In the fifth week of the Virginia General Assembly session, the Senate passed my legislation increasing the requirement for auto insurance minimum liability from $25,000 to $35,000 and minimum property damage covered from $20,000 to $40,000. These minimums have not been adjusted since 1975 when cars cost $4,400 on average and medical bills were much lower. The failure to raise these means that many injured people are not receiving fair compensation for their injuries or property damage.

The Senate passed a bill to repeal Virginia’s requirement that people produce a photo identification to vote. This was Virginia law prior to 2012. Upon enactment, after July 1, 2020, voters will need to show specified identification at the poll check-in, but if they do not have any of the proper forms of identification, they will still be allowed to vote after signing an affirmation of their identity, subject to violation of a felony for lying. This system worked fine for decades without any incidents of voter fraud. We should not assume that every person, like some of our seniors or the permanently disabled, has a government-issued, photo identification.

The Senate passed my legislation authorizing a new Public Defender’s Office for Prince William County, the cities of Manassas and Manassas Park. This is the first new public defender’s office established in Virginia since 2004. It will create at least 25 new attorney positions and ten support staff. Numerous studies have verified that permanent public defender’s offices produce better outcomes and will improve the quality of justice in Northern Virginia.

The Senate also approved my bill allowing what is called “community net metering.” Today, a business or consumer can only net the energy from a solar panel against their electric meter if the panel is connected to their personal meter. My legislation would allow a company to construct solar panels and allow consumers to purchase a share of the energy from the panels and net the energy generated from the panels to their personal bill even if it is not connected. This will enable consumers in older neighborhoods with heavy tree cover to power their homes with solar energy, an alternative to polluting, carbon-based fuels like coal that have traditionally powered our electricity. I am glad I have made some progress on this after trying for eight years.

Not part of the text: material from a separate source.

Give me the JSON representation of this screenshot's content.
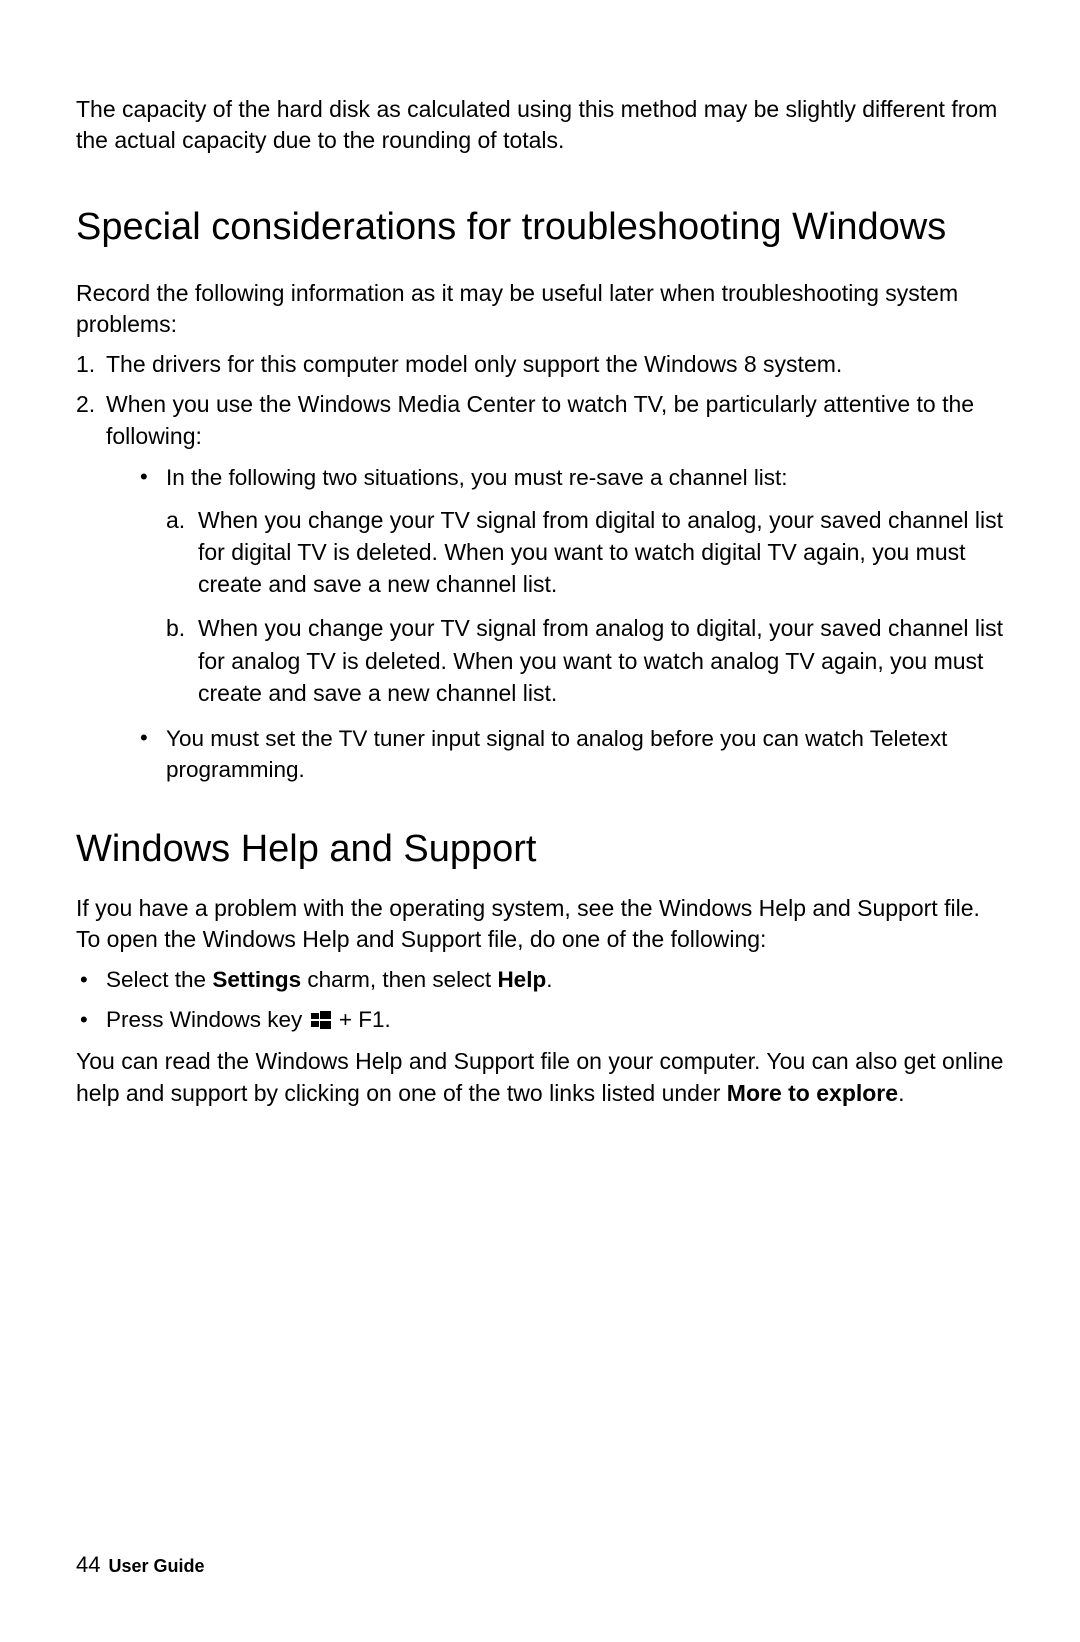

My bill authorizing the State Corporation Commission to approve investments in 2700 megawatts of energy storage is also on track to pass. As we move to cleaner, more renewable energy production, we must have technologies to store energy so we can produce non-polluting electricity when solar panels cannot produce.

The Senate Finance Committee reported my legislation to grant driving privileges to undocumented immigrants. The District of Columbia, Maryland and the other 15 states that have taken this step have seen numerous positive benefits, including reduced accidents and hit-and-run incidents increased licensing revenues and increased collaboration with law enforcement. One in four residents of the 36th District were born outside of the United States and thousands will benefit here in our community.

The Senate Judiciary Committee continued my bill to 2021 to repeal the death penalty. I believe there are enough votes to move forward, but legislators wanted more time for consideration and with over 3,000 bills our dockets are overloaded.

The Senate Finance Committee sent to the Senate my bill to create a “Do Not Sell Firearms List” so people can voluntarily enroll if they have suicidal tendencies. This could be a useful tool for people who experience episodic depressive episodes or impulse control challenges.

“Crossover” will occur this week, the day that we must complete work on bills originating in our chamber and then move to bills from the other chamber. In the Senate, we will vote on predatory lending, carbon reduction targets, offshore wind investments, how to draw elected officials’ districts, gun bumpstocks, casino and sports betting, transportation funding and restructuring, minimum wage, marijuana decriminalization, public employee collective bargaining, wage theft, and criminal justice reform. It will be a very busy and hopefully productive week. Stay tuned.If you have any feedback, please email me at scott@scottsurovell.org.